“Energy innovation – led by private enterprise, furthered by independent research, spread by free markets, and supported by sensible and stable public policy – is critical to our future energy security and economic prosperity,” Tillerson said.
Tillerson outlined the essential role for technology in finding solutions to manage the risks posed by climate change during a speech at Stanford University, home of the Global Climate and Energy Project (GCEP), of which ExxonMobil is a founding supporter.
“No single energy source available today solves the dual challenge of meeting growing energy demand while reducing emissions, and no single source will solve it tomorrow,” said Tillerson. “Now and into the future, an innovative and integrated set of solutions will be needed, including producing hydrocarbons more effectively, using them more efficiently, improving existing alternatives and developing new ones.”
Tillerson said technology is the common denominator underpinning the integrated approach and is key to unlocking a more prosperous and more secure energy and environmental future.
“This is where the work of GCEP is so important, as its research covers a broad spectrum of next-generation technologies, ranging from advanced research on renewable sources, especially solar and bio-energy, to groundbreaking efforts in hydrogen and electrochemical transformations,” Tillerson added.
Tillerson said that ExxonMobil was also conducting its own in-house research and development aimed at increasing energy supplies while reducing greenhouse gas emissions.
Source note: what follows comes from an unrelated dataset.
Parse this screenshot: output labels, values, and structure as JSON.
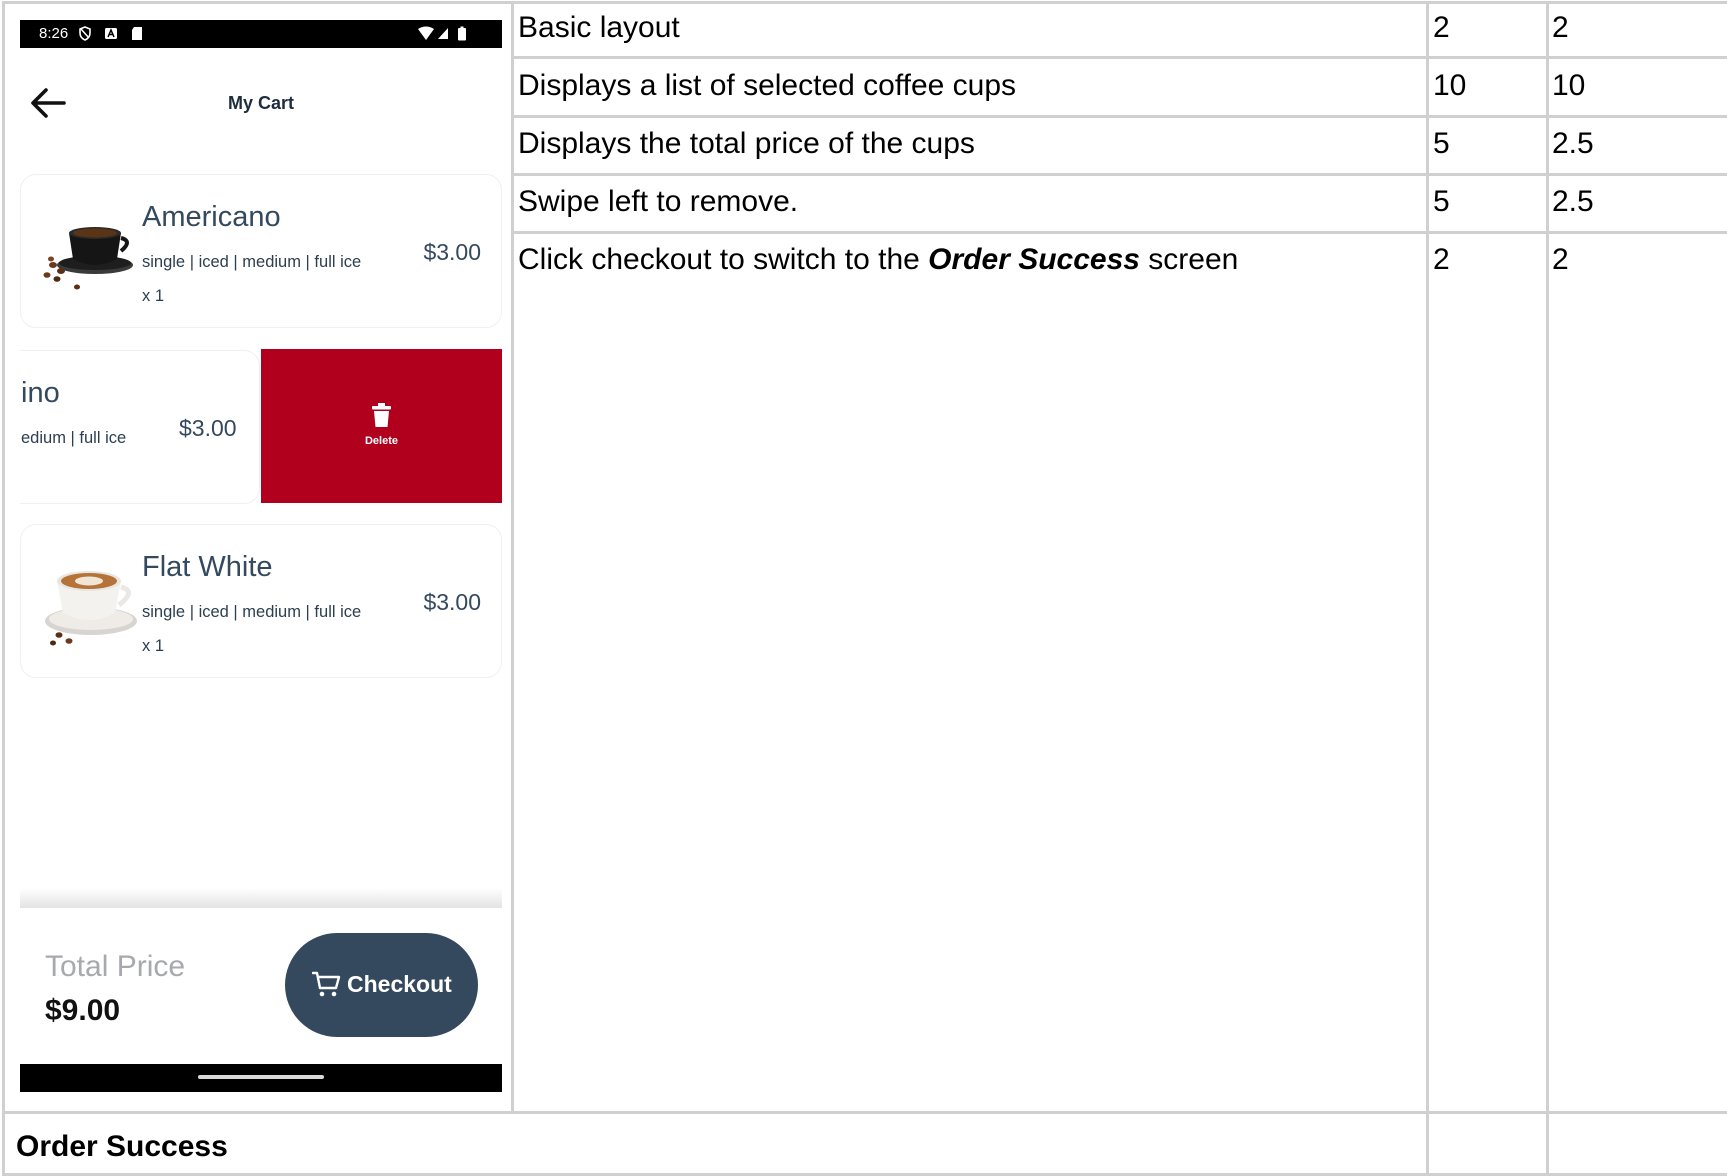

Some examples in the transportation sector include projects to advance technologies for lithium-ion batteries for use in hybrid and electric vehicles, the development of an on-vehicle hydrogen generation system and research into advanced biofuels.
The company also supports a range of carbon capture and storage research initiatives through GCEP and other academic institutions, and is also undertaking in-house, proprietary R&D.
As one example, the company has committed more than $100 million to complete development and testing of an improved natural gas treating technology known as Controlled Freeze Zone (CFZ), which could make carbon capture and storage more affordable and significantly reduce greenhouse gas emissions. ExxonMobil is building a commercial CFZ demonstration plant near LaBarge, Wyoming, which is expected to be operational in late 2009.
“National and state governments can also play a helpful role in meeting the energy challenge,” Tillerson said. “Sound, sensible and stable public policy helps create a framework for academic and commercial research efforts to thrive. The Global Climate and Energy Project is a leading example of what can be achieved when all parties work together on our shared goal of reducing emissions while supplying the energy the world needs for economic growth and prosperity.”
About the Global Climate and Energy Project (GCEP)
GCEP is a collaboration of the scientific and engineering communities in academia and industry. Its purpose is to conduct fundamental, pre-commercial research that will lead to the development of global energy technologies that significantly reduce greenhouse gas emissions. GCEP was formed in 2002 and ExxonMobil has been a founding member and supporter since that time.